Celebrating Poetry Month with Kadija George Sesay, Tyehimba Jess & Others
Tuesday, April 9, 2013 at 6:30 PM (EDT)
San Francisco, California
London, United Kingdom
Celebrating Poetry Month
Kadija Sesay, Tyehimba Jess, DuEwa Frazier, and A. Lyric
Tuesday, April 9, 2013
President’s Conference Center
Medgar Evers College, CUNY
1650 Bedford Avenue
Brooklyn, NY 11225
Free and Open to the Public
In her first poetry collection, Irki (“Homeland” in the Nubian language), Kadija Sesay unlocks experiences and stories—at times amusing and loving, at other times confusing and sad—that surround the “invisibility” of private fostering, the dislocations and negotiations of migration, and home as an imagined, remembered and physical place. Sesay is a literary activist, editor, and publisher of Sierra Leonean descent; she is also the founder and editor of Sable magazine.
DuEwa Frazier is a poet, author, and speaker. She is the author of several books of poetry, including Goddess Under the Bridge: Poems and Ten Marbles and a Bag to Put Them In: Poems for Children.
Detroit native Tyehimba Jess’s first book of poetry, Leadbelly, was a winner of the 2004 National Poetry Series. The Library Journal and Black Issues Book Review both named it one of the “Best Poetry Books of 2005.” Jess, a Cave Canem and NYU Alumni, received a 2004 Literature Fellowship from the National Endowment for the Arts, and was a 2004–2005 Winter Fellow at the Provincetown Fine Arts Work Center
Spoken-word artist A. Lyric’s poetry chapbook is titled Fairy Tales Don’t Exist.
. (Photograph of K. Sesay by Vic Ehi)
By Subway to Bedford Avenue Building
No. 2, 3, 4 or 5 to Franklin Avenue, and proceed as per map below.
When & Where
Center for Black Literature at Medgar Evers College, CUNY & NCA (National Conference of Artists)
Spearheaded by Dr. Brenda M. Greene, the Center for Black Literature at Medgar Evers College builds on the tradition and legacy of the National Black Writers Conference and serves as a voice, mecca, and resource for black writers and the general public to study the literature of people from the African Diaspora.
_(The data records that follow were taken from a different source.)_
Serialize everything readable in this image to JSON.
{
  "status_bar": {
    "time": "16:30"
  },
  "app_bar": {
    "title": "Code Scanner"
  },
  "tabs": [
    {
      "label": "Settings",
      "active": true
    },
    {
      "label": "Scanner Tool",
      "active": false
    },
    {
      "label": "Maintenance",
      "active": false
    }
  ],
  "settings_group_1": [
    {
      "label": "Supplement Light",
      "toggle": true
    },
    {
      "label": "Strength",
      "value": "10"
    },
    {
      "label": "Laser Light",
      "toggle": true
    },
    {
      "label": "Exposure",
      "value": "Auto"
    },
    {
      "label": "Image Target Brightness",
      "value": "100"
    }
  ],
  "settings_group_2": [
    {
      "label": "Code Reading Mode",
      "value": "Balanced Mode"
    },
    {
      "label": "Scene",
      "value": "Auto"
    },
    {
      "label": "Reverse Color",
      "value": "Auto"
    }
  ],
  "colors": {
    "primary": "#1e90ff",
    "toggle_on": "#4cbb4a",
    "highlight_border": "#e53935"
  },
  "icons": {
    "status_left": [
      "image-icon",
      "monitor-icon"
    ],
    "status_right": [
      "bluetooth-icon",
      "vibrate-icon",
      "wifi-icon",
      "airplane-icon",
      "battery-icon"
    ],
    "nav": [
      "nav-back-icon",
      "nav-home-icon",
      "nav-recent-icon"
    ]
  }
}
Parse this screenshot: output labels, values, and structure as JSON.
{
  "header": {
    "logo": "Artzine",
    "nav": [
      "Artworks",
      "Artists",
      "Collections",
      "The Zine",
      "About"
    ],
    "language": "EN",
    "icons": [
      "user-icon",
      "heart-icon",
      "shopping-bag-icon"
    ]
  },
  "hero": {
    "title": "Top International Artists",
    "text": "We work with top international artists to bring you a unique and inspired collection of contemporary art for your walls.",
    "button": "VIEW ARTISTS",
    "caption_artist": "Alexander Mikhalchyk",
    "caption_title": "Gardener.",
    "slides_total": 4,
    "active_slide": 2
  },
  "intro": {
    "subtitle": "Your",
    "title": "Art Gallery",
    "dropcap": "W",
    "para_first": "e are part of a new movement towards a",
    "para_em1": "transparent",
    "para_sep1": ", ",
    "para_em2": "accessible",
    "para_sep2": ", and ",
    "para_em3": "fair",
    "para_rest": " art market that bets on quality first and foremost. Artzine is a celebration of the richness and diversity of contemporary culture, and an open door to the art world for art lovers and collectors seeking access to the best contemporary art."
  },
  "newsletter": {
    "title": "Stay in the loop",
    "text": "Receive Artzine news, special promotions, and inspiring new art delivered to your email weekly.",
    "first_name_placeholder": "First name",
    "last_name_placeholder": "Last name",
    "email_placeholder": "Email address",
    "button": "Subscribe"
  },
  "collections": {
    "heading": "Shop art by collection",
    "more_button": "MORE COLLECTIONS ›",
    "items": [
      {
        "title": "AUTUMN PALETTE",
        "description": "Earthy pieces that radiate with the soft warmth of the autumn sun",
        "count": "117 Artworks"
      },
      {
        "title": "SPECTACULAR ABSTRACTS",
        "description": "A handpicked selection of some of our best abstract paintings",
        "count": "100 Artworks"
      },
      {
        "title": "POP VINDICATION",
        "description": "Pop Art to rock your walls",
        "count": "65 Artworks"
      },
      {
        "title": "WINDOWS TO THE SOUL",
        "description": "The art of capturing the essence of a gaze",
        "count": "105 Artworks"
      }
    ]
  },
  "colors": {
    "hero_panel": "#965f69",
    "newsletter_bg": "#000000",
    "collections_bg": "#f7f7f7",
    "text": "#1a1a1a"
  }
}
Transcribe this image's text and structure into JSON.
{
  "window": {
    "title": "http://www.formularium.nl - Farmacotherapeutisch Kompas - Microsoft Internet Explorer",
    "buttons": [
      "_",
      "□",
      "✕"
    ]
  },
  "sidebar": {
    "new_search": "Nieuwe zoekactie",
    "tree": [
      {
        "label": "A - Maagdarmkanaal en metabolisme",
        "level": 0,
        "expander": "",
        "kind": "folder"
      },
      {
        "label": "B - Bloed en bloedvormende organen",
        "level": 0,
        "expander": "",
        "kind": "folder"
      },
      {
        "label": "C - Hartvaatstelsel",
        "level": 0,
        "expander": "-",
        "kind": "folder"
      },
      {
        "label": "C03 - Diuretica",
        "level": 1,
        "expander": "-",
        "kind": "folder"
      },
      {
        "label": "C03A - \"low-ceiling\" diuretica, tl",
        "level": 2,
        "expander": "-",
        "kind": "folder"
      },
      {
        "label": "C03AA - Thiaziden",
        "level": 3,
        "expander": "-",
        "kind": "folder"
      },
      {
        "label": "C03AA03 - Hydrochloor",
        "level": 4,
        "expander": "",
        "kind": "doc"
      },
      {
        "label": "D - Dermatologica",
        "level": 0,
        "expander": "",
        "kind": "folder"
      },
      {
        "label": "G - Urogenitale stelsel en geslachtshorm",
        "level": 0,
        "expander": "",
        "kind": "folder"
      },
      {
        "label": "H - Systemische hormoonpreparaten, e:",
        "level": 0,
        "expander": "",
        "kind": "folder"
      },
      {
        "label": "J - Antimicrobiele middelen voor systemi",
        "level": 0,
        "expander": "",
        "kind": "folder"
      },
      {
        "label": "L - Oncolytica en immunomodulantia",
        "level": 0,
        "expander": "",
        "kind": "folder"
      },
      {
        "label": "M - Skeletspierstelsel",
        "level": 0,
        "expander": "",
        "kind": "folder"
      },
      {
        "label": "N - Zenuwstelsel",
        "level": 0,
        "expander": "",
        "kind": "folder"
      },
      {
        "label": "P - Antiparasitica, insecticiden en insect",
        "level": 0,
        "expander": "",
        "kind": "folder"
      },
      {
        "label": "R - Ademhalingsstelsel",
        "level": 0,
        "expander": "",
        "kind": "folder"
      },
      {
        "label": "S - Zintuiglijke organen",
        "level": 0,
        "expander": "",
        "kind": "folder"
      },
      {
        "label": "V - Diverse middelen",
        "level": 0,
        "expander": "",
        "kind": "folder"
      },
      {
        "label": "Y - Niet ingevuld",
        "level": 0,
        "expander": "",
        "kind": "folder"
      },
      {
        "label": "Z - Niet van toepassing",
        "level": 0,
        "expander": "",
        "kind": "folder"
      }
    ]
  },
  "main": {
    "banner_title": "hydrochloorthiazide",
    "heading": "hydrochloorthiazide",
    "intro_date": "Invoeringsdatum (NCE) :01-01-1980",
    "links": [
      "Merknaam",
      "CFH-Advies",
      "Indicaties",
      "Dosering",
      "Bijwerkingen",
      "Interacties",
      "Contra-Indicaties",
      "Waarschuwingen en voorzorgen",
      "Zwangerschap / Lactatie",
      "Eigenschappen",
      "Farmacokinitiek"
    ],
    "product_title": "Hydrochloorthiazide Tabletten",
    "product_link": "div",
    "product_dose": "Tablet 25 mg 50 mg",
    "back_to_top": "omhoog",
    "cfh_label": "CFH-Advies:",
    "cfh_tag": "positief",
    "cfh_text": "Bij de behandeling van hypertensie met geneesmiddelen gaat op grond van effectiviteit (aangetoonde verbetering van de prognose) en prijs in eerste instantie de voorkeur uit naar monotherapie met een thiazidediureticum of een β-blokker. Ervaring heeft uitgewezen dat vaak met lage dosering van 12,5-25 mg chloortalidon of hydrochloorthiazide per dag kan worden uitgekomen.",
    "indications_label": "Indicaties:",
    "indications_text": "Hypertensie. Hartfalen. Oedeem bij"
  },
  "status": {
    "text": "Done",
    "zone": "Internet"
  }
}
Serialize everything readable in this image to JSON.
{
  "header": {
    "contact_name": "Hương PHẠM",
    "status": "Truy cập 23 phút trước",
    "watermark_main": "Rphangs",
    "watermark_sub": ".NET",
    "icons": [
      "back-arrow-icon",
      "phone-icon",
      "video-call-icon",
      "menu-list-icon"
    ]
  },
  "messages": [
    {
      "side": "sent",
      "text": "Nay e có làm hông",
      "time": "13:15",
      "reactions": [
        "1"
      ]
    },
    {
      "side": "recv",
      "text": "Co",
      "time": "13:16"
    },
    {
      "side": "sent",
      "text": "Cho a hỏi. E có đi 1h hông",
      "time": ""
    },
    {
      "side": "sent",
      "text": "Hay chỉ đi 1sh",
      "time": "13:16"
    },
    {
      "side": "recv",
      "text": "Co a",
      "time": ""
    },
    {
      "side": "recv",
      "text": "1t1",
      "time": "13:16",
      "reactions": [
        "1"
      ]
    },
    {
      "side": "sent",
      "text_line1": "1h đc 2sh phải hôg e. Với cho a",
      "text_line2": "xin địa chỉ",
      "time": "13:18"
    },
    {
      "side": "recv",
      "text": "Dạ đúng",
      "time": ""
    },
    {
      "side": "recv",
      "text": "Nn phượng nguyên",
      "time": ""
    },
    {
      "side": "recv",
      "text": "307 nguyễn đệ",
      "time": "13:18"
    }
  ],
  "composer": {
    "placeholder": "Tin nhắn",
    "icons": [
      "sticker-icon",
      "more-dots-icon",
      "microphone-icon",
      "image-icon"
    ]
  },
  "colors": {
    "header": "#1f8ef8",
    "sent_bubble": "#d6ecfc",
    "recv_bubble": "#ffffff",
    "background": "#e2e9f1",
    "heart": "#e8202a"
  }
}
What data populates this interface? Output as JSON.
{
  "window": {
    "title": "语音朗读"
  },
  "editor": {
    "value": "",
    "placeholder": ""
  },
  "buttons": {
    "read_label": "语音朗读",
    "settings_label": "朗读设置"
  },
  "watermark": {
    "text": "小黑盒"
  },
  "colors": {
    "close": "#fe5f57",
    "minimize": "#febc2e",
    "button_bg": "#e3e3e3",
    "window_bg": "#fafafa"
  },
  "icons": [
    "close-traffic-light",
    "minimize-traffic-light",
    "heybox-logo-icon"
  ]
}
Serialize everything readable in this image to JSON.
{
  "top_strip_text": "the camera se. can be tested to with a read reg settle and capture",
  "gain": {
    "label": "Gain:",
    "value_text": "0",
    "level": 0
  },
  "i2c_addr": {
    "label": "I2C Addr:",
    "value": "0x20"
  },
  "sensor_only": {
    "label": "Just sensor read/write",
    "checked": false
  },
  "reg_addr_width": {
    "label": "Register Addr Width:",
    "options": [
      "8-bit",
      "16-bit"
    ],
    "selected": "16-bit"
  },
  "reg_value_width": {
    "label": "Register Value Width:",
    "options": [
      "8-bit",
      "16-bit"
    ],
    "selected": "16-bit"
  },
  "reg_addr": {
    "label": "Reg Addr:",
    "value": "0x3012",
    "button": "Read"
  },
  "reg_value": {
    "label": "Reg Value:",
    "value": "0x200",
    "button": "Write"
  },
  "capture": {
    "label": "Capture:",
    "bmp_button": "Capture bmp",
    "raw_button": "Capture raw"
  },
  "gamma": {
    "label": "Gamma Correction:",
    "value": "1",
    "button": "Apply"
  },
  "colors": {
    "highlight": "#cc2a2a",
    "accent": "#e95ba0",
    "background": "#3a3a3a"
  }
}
It is the only Center devoted to this in the country
NCA (National Conference of Artists) is the oldest operating African American arts organization in the United States; founded in 1959. NCA mission is to preserve, promote, develop, and mentor each artist while nurturing their creative forces and expressions as they navigate through the mainstream American art world at large